**WHAT YOU WILL DO:** For each line of the listing that includes the word "엠케이전자", show the whole line.

**PROVIDED RECORDS:**
....

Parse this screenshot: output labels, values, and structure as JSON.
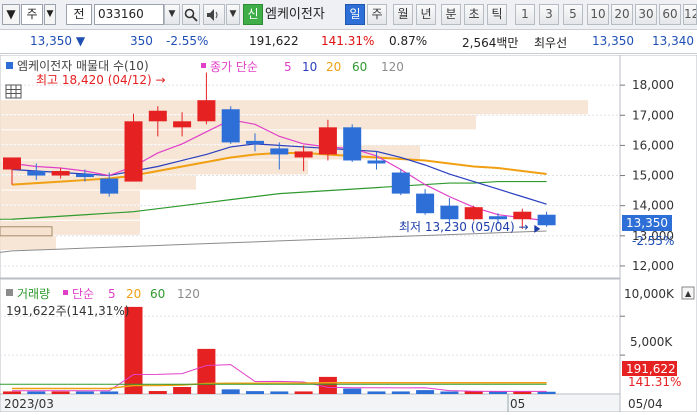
{
  "toolbar": {
    "menu_label": "주",
    "prev_label": "전",
    "code_value": "033160",
    "new_badge": "신",
    "stock_name": "엠케이전자",
    "periods": [
      "일",
      "주",
      "월",
      "년",
      "분",
      "초",
      "틱"
    ],
    "active_period": "일",
    "counts": [
      "1",
      "3",
      "5",
      "10",
      "20",
      "30",
      "60",
      "12"
    ],
    "icons": [
      "dropdown-arrow-icon",
      "search-icon",
      "speaker-icon",
      "dropdown-arrow-icon"
    ]
  },
  "info": {
    "price": "13,350",
    "direction": "▼",
    "change": "350",
    "change_pct": "-2.55%",
    "volume": "191,622",
    "volume_ratio": "141.31%",
    "turnover_rate": "0.87%",
    "amount": "2,564백만",
    "bid_label": "최우선",
    "bid": "13,350",
    "ask": "13,340"
  },
  "price_panel": {
    "title": "엠케이전자 매물대 수(10)",
    "ma_label": "종가 단순",
    "ma_periods": [
      "5",
      "10",
      "20",
      "60",
      "120"
    ],
    "high_annot": "최고 18,420 (04/12) →",
    "low_annot": "최저 13,230 (05/04) →",
    "last_price_tag": "13,350",
    "last_pct_tag": "-2.55%",
    "y_ticks": [
      "18,000",
      "17,000",
      "16,000",
      "15,000",
      "14,000",
      "13,000",
      "12,000"
    ]
  },
  "volume_panel": {
    "label": "거래량",
    "ma_label": "단순",
    "ma_periods": [
      "5",
      "20",
      "60",
      "120"
    ],
    "current": "191,622주(141,31%)",
    "y_ticks": [
      "10,000K",
      "5,000K"
    ],
    "last_tag": "191,622",
    "last_pct_tag": "141.31%"
  },
  "x_axis": [
    "2023/03",
    "05",
    "05/04"
  ],
  "colors": {
    "up": "#e52121",
    "down": "#2d6fd6",
    "ma5": "#e040c8",
    "ma10": "#2a3fbf",
    "ma20": "#f0a012",
    "ma60": "#2f9a2f",
    "ma120": "#8c8c8c"
  },
  "chart_data": {
    "type": "candlestick",
    "y_range": [
      11600,
      19000
    ],
    "candles": [
      {
        "o": 15200,
        "h": 15600,
        "l": 14700,
        "c": 15600
      },
      {
        "o": 15150,
        "h": 15400,
        "l": 14850,
        "c": 15000
      },
      {
        "o": 15000,
        "h": 15250,
        "l": 14900,
        "c": 15150
      },
      {
        "o": 15050,
        "h": 15200,
        "l": 14800,
        "c": 14950
      },
      {
        "o": 14900,
        "h": 15100,
        "l": 14300,
        "c": 14400
      },
      {
        "o": 14800,
        "h": 17050,
        "l": 14800,
        "c": 16800
      },
      {
        "o": 16800,
        "h": 17300,
        "l": 16300,
        "c": 17150
      },
      {
        "o": 16600,
        "h": 17100,
        "l": 16300,
        "c": 16800
      },
      {
        "o": 16800,
        "h": 18420,
        "l": 16700,
        "c": 17500
      },
      {
        "o": 17200,
        "h": 17300,
        "l": 16050,
        "c": 16100
      },
      {
        "o": 16150,
        "h": 16400,
        "l": 15800,
        "c": 16050
      },
      {
        "o": 15900,
        "h": 16100,
        "l": 15200,
        "c": 15700
      },
      {
        "o": 15600,
        "h": 16000,
        "l": 15150,
        "c": 15800
      },
      {
        "o": 15700,
        "h": 16850,
        "l": 15500,
        "c": 16600
      },
      {
        "o": 16600,
        "h": 16700,
        "l": 15450,
        "c": 15500
      },
      {
        "o": 15500,
        "h": 15800,
        "l": 15200,
        "c": 15400
      },
      {
        "o": 15100,
        "h": 15200,
        "l": 14350,
        "c": 14400
      },
      {
        "o": 14400,
        "h": 14550,
        "l": 13700,
        "c": 13750
      },
      {
        "o": 14000,
        "h": 14250,
        "l": 13400,
        "c": 13550
      },
      {
        "o": 13550,
        "h": 14000,
        "l": 13500,
        "c": 13950
      },
      {
        "o": 13650,
        "h": 13750,
        "l": 13400,
        "c": 13550
      },
      {
        "o": 13550,
        "h": 13900,
        "l": 13230,
        "c": 13800
      },
      {
        "o": 13700,
        "h": 13800,
        "l": 13300,
        "c": 13350
      }
    ],
    "ma5": [
      15400,
      15300,
      15250,
      15150,
      15000,
      15300,
      15750,
      16050,
      16450,
      16850,
      16700,
      16300,
      16050,
      15950,
      15900,
      15650,
      15200,
      14700,
      14300,
      13950,
      13700,
      13600,
      13500
    ],
    "ma10": [
      15200,
      15150,
      15100,
      15050,
      15000,
      15150,
      15300,
      15500,
      15700,
      15950,
      16050,
      16000,
      15950,
      15900,
      15850,
      15800,
      15600,
      15350,
      15050,
      14800,
      14550,
      14300,
      14050
    ],
    "ma20": [
      14700,
      14750,
      14800,
      14850,
      14900,
      15000,
      15150,
      15300,
      15450,
      15600,
      15700,
      15750,
      15750,
      15700,
      15650,
      15600,
      15550,
      15500,
      15400,
      15300,
      15250,
      15150,
      15050
    ],
    "ma60": [
      13550,
      13600,
      13650,
      13700,
      13750,
      13800,
      13900,
      14000,
      14100,
      14200,
      14300,
      14400,
      14450,
      14500,
      14550,
      14600,
      14650,
      14700,
      14750,
      14750,
      14800,
      14800,
      14800
    ],
    "ma120": [
      12500,
      12530,
      12560,
      12590,
      12620,
      12650,
      12680,
      12710,
      12740,
      12770,
      12800,
      12830,
      12860,
      12890,
      12920,
      12950,
      12980,
      13010,
      13040,
      13070,
      13100,
      13130,
      13160
    ],
    "profile": [
      {
        "price": 17250,
        "len": 0.42
      },
      {
        "price": 16750,
        "len": 0.34
      },
      {
        "price": 16250,
        "len": 0.24
      },
      {
        "price": 15750,
        "len": 0.3
      },
      {
        "price": 15250,
        "len": 0.22
      },
      {
        "price": 14750,
        "len": 0.14
      },
      {
        "price": 14250,
        "len": 0.1
      },
      {
        "price": 13750,
        "len": 0.1
      },
      {
        "price": 13250,
        "len": 0.1
      },
      {
        "price": 12750,
        "len": 0.04
      }
    ],
    "volume": [
      330,
      330,
      330,
      330,
      330,
      11200,
      380,
      900,
      5800,
      600,
      370,
      330,
      330,
      2200,
      700,
      330,
      330,
      500,
      320,
      330,
      320,
      310,
      290
    ],
    "vol_ma5": [
      420,
      420,
      420,
      420,
      420,
      2500,
      2520,
      2620,
      3660,
      3780,
      1610,
      1620,
      1550,
      850,
      800,
      800,
      780,
      800,
      440,
      360,
      330,
      330,
      330
    ],
    "vol_ma20": [
      700,
      700,
      700,
      700,
      700,
      1100,
      1100,
      1150,
      1350,
      1380,
      1380,
      1400,
      1400,
      1450,
      1450,
      1450,
      1450,
      1450,
      1450,
      1450,
      1450,
      1450,
      1450
    ],
    "vol_range": [
      0,
      13500
    ]
  }
}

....

**RESULT:**
    "stock_name": "엠케이전자",
    "title": "엠케이전자 매물대 수(10)",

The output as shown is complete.